The fact that Ballou High School's baseball team is having a fine season should come as no great surprise, considering its 10-4 record and sixth straight appearance in the Interhigh playoffs last season.
What may be surprising is the degree of success the Knights are enjoying this season.
Optimism was high for Ballou heading into 1986 play, what with practically the entire squad returning for another campaign. Yet neither the team nor Coach Maceo Hutcherson could have suspected that with the season drawing to a close, the Knights would be 12-0 in the Interhigh and 13-2 overall after defeating Cardozo Friday, 10-4.
"Basically, I'd say the reason we're playing as well as we are is because this particular group of kids has been together for a while," said Hutcherson. "They've played together, worked together and now they're maturing together as a team."
Unity, on the field and off, is something Hutcherson has preached to his teams since he took over as coach in 1980. Before that, he spent 12 years as a guidance counselor at the school. That occupation, Hutcherson believes, has been good preparation for dealing with a group of teen-agers.
"I try to teach the kids things that will be useful. Not just things having to do with baseball, but things they'll have to know about to succeed later on in life," Hutcherson said. "I like for them to treat me like a father."
But of course, every father has to know when to administer discipline, and Hutcherson, a former college pitcher, is a stickler for that quality, especially when it comes to baseball. Because of Hutcherson's dedication to discipline, his teams reflect that philosophy in their play. Traditionally, Ballou's teams are among the most fundamentally sound in the Interhigh.
"I make a point of trying to stress the basics and the finer points of the game," Hutcherson said. "If you work on the fundamentals enough, you can't help but improve."
Ballou's improvement in just one season has surprised Hutcherson himself. Heading into the last week of the season, the Knights' team batting average was .361, and the earned run average of the three starting pitchers was below 1.00.

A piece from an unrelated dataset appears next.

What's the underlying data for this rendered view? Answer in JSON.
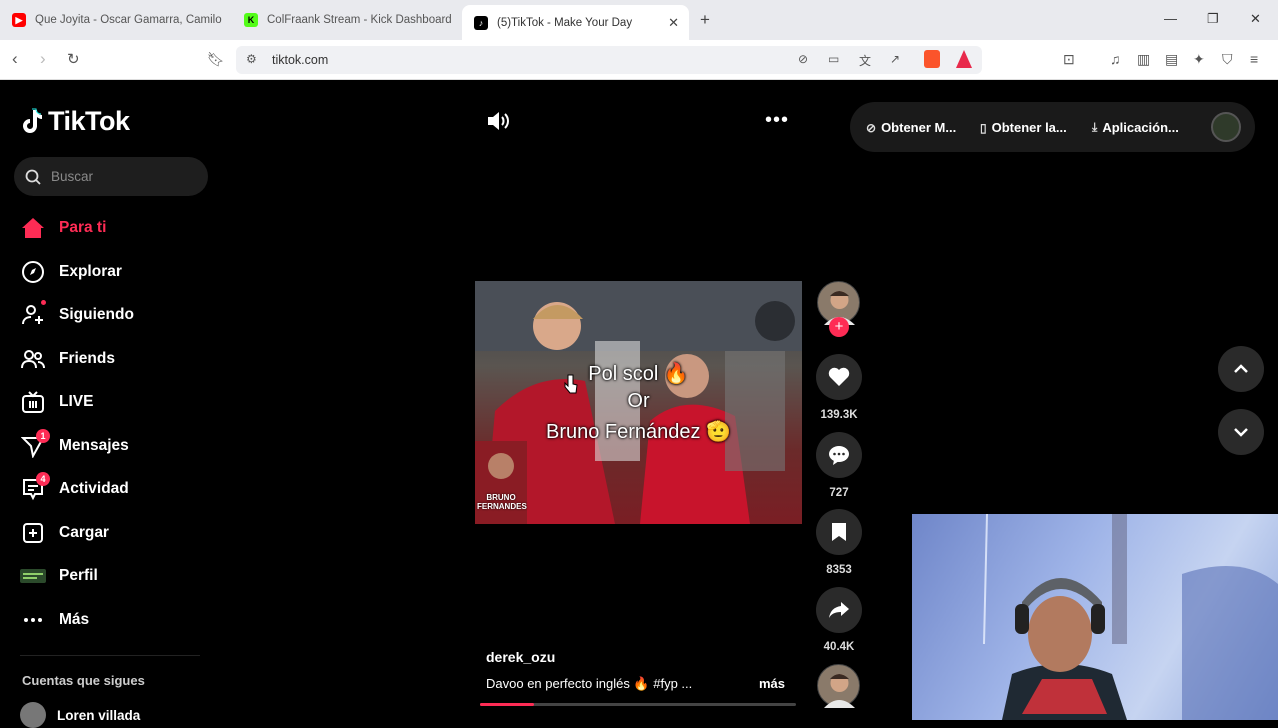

The two most notable reasons for Ballou's success this season can be traced directly to the team's co-captains, pitcher Cortez (Butch) West and catcher Aaron McFarland, a battery of honor students, both of whom are enjoying superb seasons.
West, a junior right-hander, is 5-0 with a 0.80 ERA. Relying on a good fastball, West had walked only three batters through 40 innings. A third baseman when not pitching, West also is an outstanding hitter -- as his .529 batting average and six home runs demonstrate.
"I think I help the team more as a pitcher than as a third baseman," said West. "I don't know why, but I think I hit better when I'm pitching than when I'm not. Maybe it's because I'm trying that much harder to get the win."
Playing more than one position comes easily to the 17-year-old West, who further demonstrates his versatility by playing three varsity sports at Ballou. An excellent all-round athlete, the 5-foot-10, 185-pounder also plays running back and linebacker on the football team and guard on the basketball team. Participating in three sports, he says, never has been a problem.
"I enjoy playing all three sports, but baseball is my favorite. I've loved playing baseball since I was little," West said. "I'd really like to go to college on a baseball scholarship."
For McFarland, Ballou's 6-foot, 155-pound catcher, deciding on which college to attend is no longer a concern; he has accepted an academic scholarship to attend the University of Miami. But despite the security of that commitment, McFarland has kept his sights focused on making the best of his senior year.
"I feel if we continue playing the way we are, we should win the Interhigh this year. I truly believe that we just have the best talent," said McFarland, who is batting .420. "We're not really not that much better than last year; we had basically the same people then that we have now. It's just a matter of the guys maturing and pulling together as a team.
"The major difference is that we came out more serious this year. You could see it from the start. More of the guys were willing to work hard. Now it's starting to pay off, and it's making the season fun for everybody."
The president of the Honor Society at Ballou and an excellent student, McFarland had little trouble being accepted to colleges academically, but his immediate pursuit is an athletic one.
"I would love nothing more than to be able to make Miami's baseball team. That would be a dream come true. There's certainly no shortage of talented players at Miami, but all I can do is keep giving 110 percent. I'll just have to expect the worst and hope for the best."